The advertisement for studying corrosion of shipwreck materials caught my eye and I got the job in the WA Museum Materials Conservation Laboratories in Fremantle in 1978, starting on my 30th birthday.

What does a typical workday look like at the moment?

It begins with answering e-mails for three hours and then either reviewing articles for journals, working on a report and conducting my own research work on decaying metals. If I am on a consultancy, I work in the field or in the lab for six hours a day and then go home and write up the results and try to work out what they mean. This takes up another four hours in the day.

Do you have a favourite object or collection that you have worked on?

My most favourite object was a heavily corroded 18-pounder carronade from the wreck of HMS Sirius (1790) on Norfolk Island. We had attached an aluminium alloy engine block to it and had monitored it during site visits for nearly three years. The in-situ data showed it was being actively treated in the surf zone and when recovered it had more than 75 kg of chloride removed from it. So instead of taking five years to treat it was all done in six months and up on exhibition in the island museum.

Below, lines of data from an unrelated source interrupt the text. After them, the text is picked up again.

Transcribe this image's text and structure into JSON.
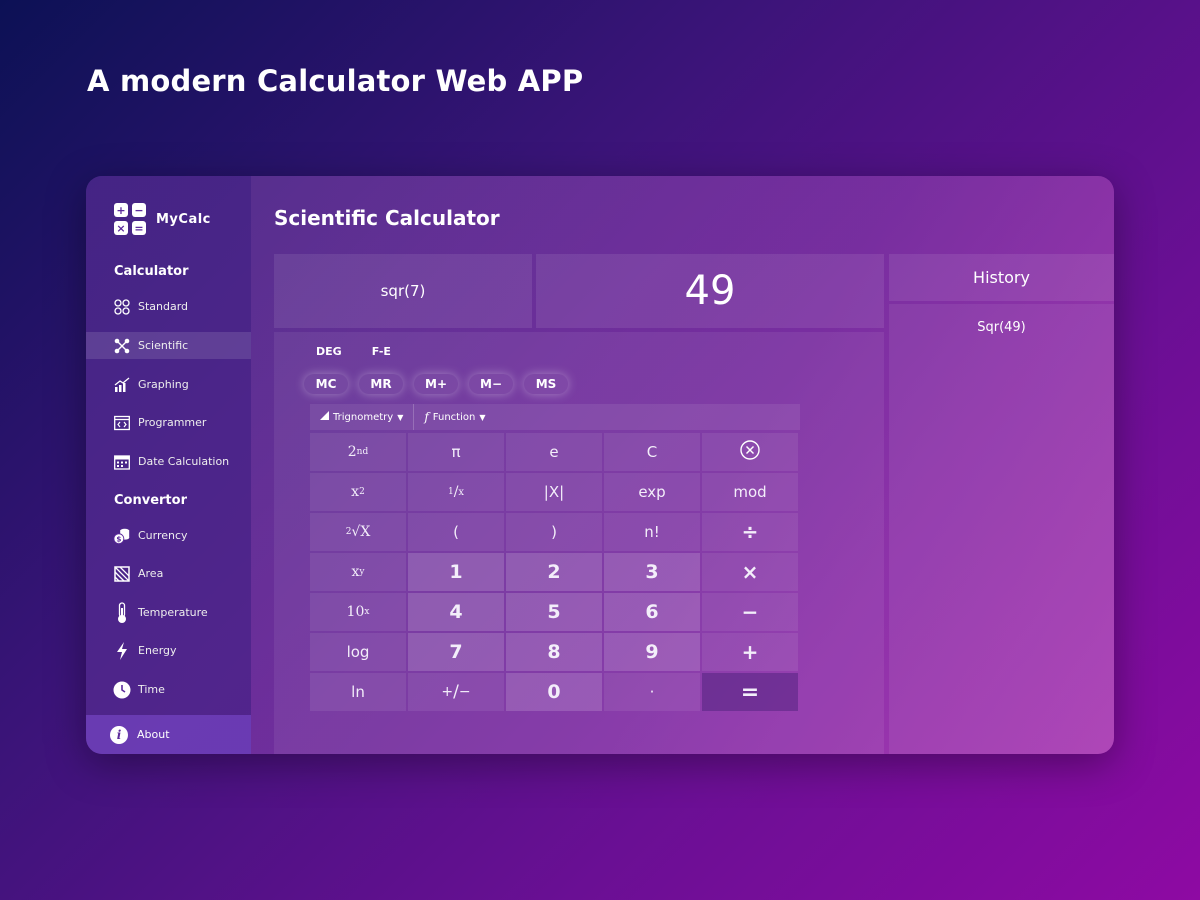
{
  "page": {
    "title": "A modern Calculator Web APP"
  },
  "brand": {
    "name": "MyCalc",
    "logo_symbols": [
      "+",
      "−",
      "×",
      "="
    ]
  },
  "sidebar": {
    "calculator_heading": "Calculator",
    "calculator_items": [
      {
        "label": "Standard",
        "icon": "standard-icon"
      },
      {
        "label": "Scientific",
        "icon": "scientific-icon",
        "active": true
      },
      {
        "label": "Graphing",
        "icon": "graphing-icon"
      },
      {
        "label": "Programmer",
        "icon": "programmer-icon"
      },
      {
        "label": "Date Calculation",
        "icon": "calendar-icon"
      }
    ],
    "convertor_heading": "Convertor",
    "convertor_items": [
      {
        "label": "Currency",
        "icon": "currency-icon"
      },
      {
        "label": "Area",
        "icon": "area-icon"
      },
      {
        "label": "Temperature",
        "icon": "thermometer-icon"
      },
      {
        "label": "Energy",
        "icon": "lightning-icon"
      },
      {
        "label": "Time",
        "icon": "clock-icon"
      }
    ],
    "about": {
      "label": "About",
      "icon": "info-icon"
    }
  },
  "main": {
    "title": "Scientific Calculator",
    "expression": "sqr(7)",
    "result": "49"
  },
  "pad": {
    "modes": [
      "DEG",
      "F-E"
    ],
    "memory": [
      "MC",
      "MR",
      "M+",
      "M−",
      "MS"
    ],
    "functions": [
      {
        "label": "Trignometry",
        "icon": "triangle-icon"
      },
      {
        "label": "Function",
        "icon": "function-icon"
      }
    ],
    "keys": {
      "r1": [
        "2nd",
        "π",
        "e",
        "C",
        "⊗"
      ],
      "r2": [
        "x2",
        "1/x",
        "|X|",
        "exp",
        "mod"
      ],
      "r3": [
        "2√X",
        "(",
        ")",
        "n!",
        "÷"
      ],
      "r4": [
        "xy",
        "1",
        "2",
        "3",
        "×"
      ],
      "r5": [
        "10x",
        "4",
        "5",
        "6",
        "−"
      ],
      "r6": [
        "log",
        "7",
        "8",
        "9",
        "+"
      ],
      "r7": [
        "ln",
        "+/−",
        "0",
        "·",
        "="
      ]
    }
  },
  "history": {
    "title": "History",
    "items": [
      "Sqr(49)"
    ]
  },
  "colors": {
    "background_start": "#0c1155",
    "background_end": "#8e0aa3",
    "about_bg": "#7a46c8"
  }
}
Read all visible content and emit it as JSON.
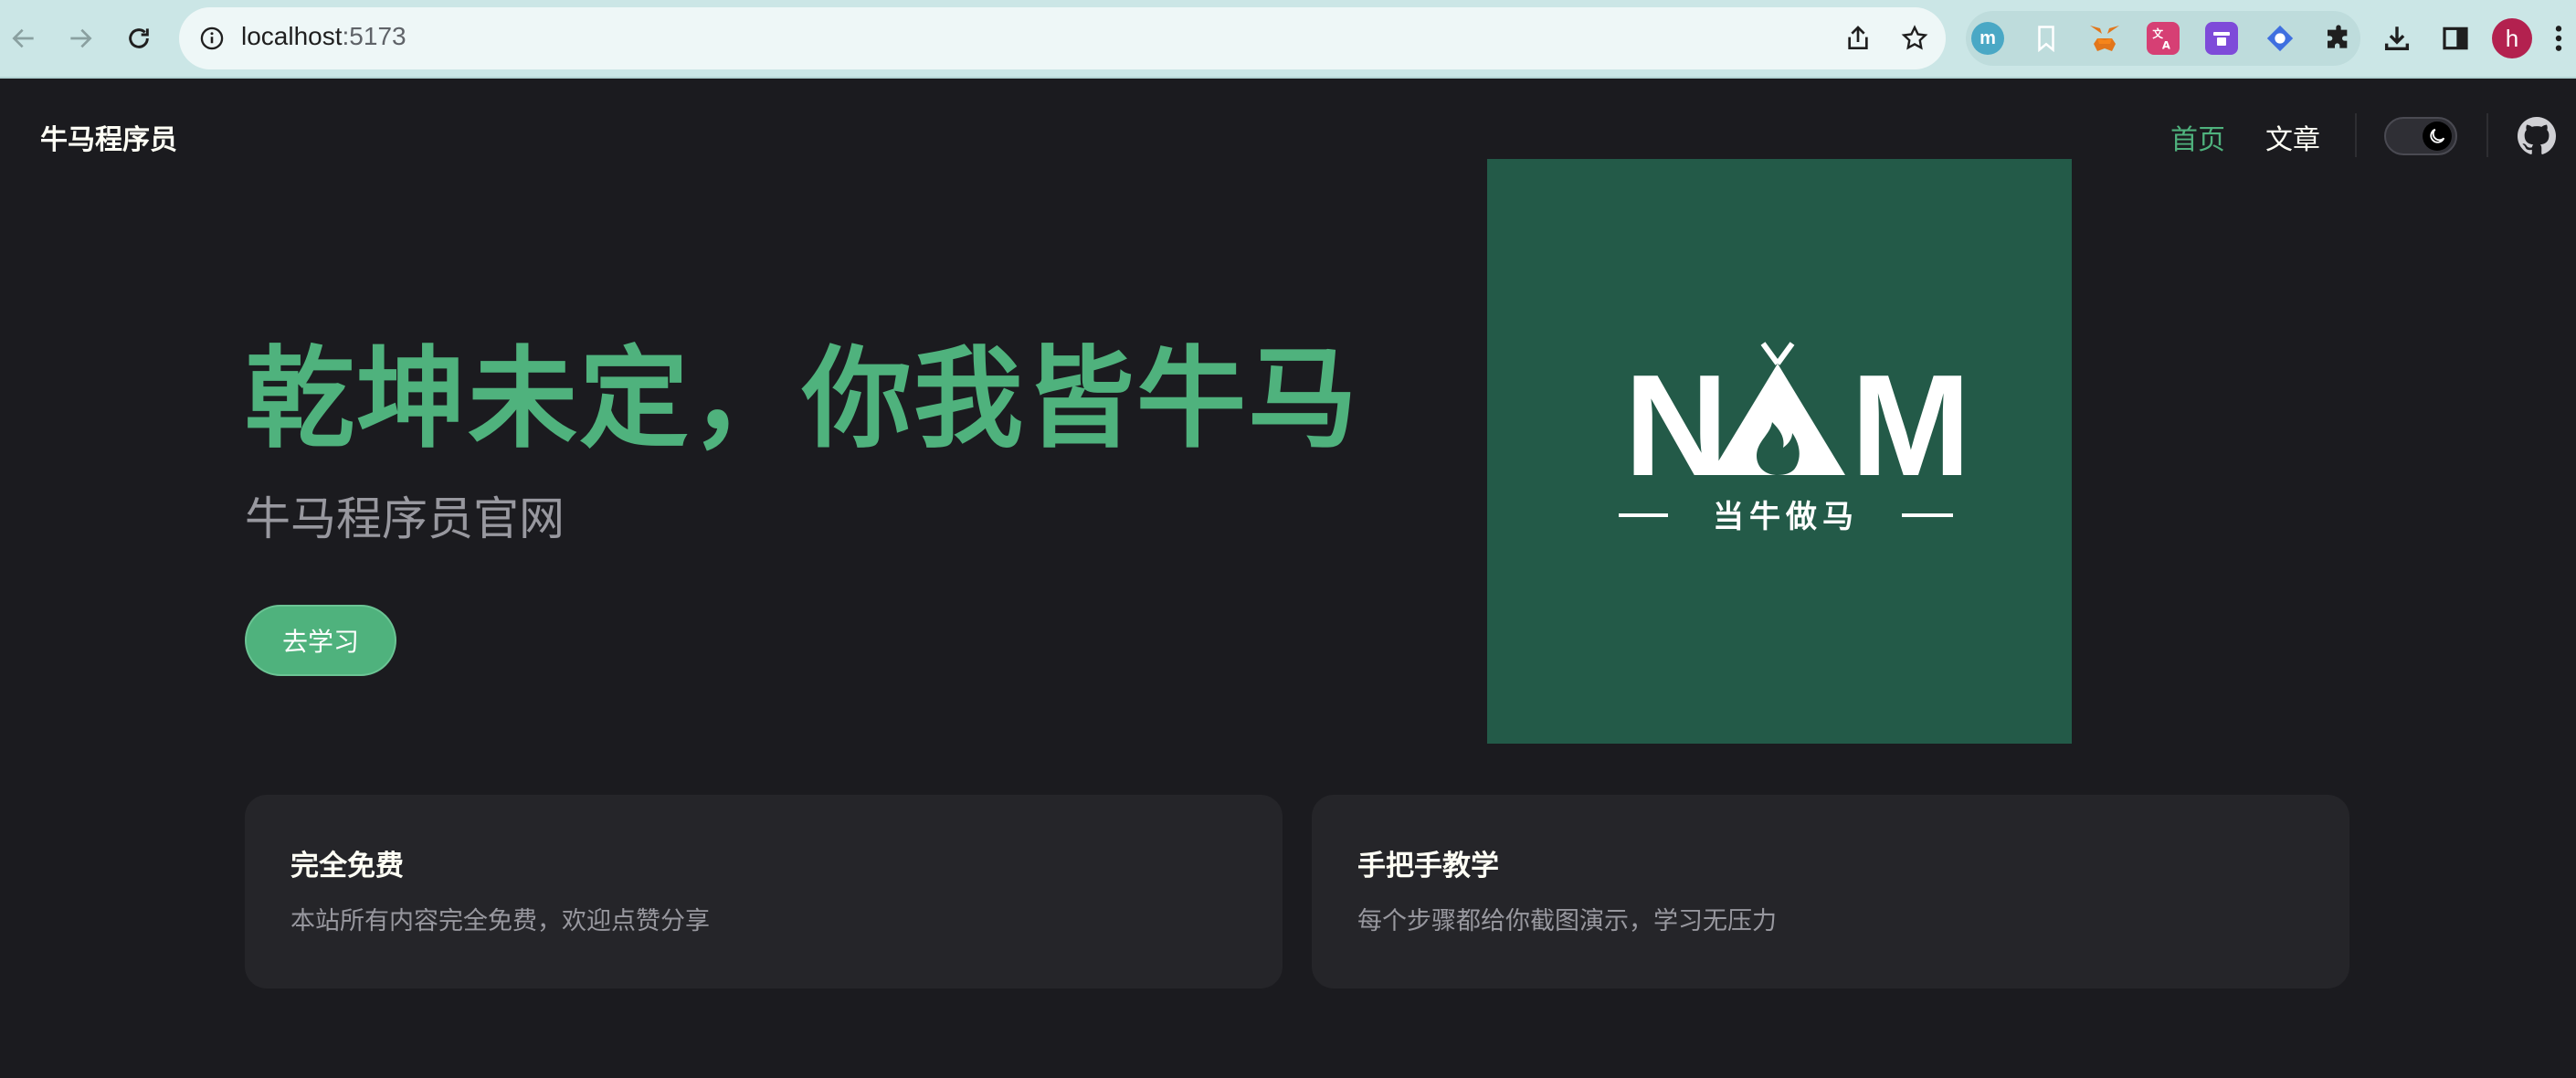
{
  "browser": {
    "url_host": "localhost",
    "url_port": ":5173",
    "extensions": [
      {
        "icon": "m-circle-extension-icon",
        "letter": "m",
        "color": "#4aa8c5"
      },
      {
        "icon": "bookmark-extension-icon",
        "color": "#ffffff"
      },
      {
        "icon": "metamask-fox-icon",
        "color": "#e2761b"
      },
      {
        "icon": "translate-extension-icon",
        "color": "#d63f74"
      },
      {
        "icon": "purple-extension-icon",
        "color": "#7e4bd9"
      },
      {
        "icon": "blue-diamond-extension-icon",
        "color": "#3f6fe0"
      }
    ],
    "avatar_letter": "h",
    "avatar_color": "#b3214f"
  },
  "nav": {
    "site_title": "牛马程序员",
    "links": [
      {
        "label": "首页",
        "active": true
      },
      {
        "label": "文章",
        "active": false
      }
    ]
  },
  "hero": {
    "title": "乾坤未定，你我皆牛马",
    "subtitle": "牛马程序员官网",
    "button_label": "去学习",
    "logo_text_n": "N",
    "logo_text_m": "M",
    "logo_tagline": "当牛做马"
  },
  "features": [
    {
      "title": "完全免费",
      "desc": "本站所有内容完全免费，欢迎点赞分享"
    },
    {
      "title": "手把手教学",
      "desc": "每个步骤都给你截图演示，学习无压力"
    }
  ],
  "colors": {
    "brand": "#4fb27d",
    "background": "#1b1b1f",
    "card": "#252529",
    "logo_bg": "#235a48"
  }
}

Carronade from the wreck of HMS Sirius

Carronade from the wreck of HMS Sirius

Can you think of an experience that has changed your perspective on conservation or how you approach your work?

My first rock art field trip in the Kimberley region of WA was with Traditional Owners and my colleague Philip Haydock and there I was exposed to the magical power of the painted rock surfaces within caves and shelters. We used micrometeorological methods to look at the painting and rock interfaces and to establish the microenvironment of the images. I became aware of the abiding spiritual presence of those who had been before us working and painting those images so the whole experienced deepened my spiritual awareness of the country and its original owners.

Has working in conservation taught you any skills that you use in other areas of your everyday life? Or do you bring everyday skills into the conservation lab?

I was trained as an electrochemist working with toxic and corrosive materials, so I knew how to be careful with objects and treatments. However, working with corroded metallic and glass objects taught me to be more sensitive to their needs and to be very patient with attempts to stabilise heavily degraded artefacts. Conservation taught me to be patient and not to worry that treatments could take up to several years to come to fruition.

What is the one thing you wish more people knew about conservation?

To me the most valuable element of an object is the layers of decay found at and beneath the surface. They tell the whole history of the artefact and I guess what saddens me is when not enough time is given to studying these remarkable interfaces. We need to have conservators knowing how to interpret the data they gather so that the best can be gained for the time and money spent on acquiring this information.

Anything else you might like to reflect on and share?

Conservation is the art of making the impossible a reality and caring for the cultural materials in a sympathetic way but do it with science-based knowledge of understanding what the present and future states of the objects are. Nothing lasts forever, but we can do brilliant work on slowing down the decay rate to one that is culturally acceptable.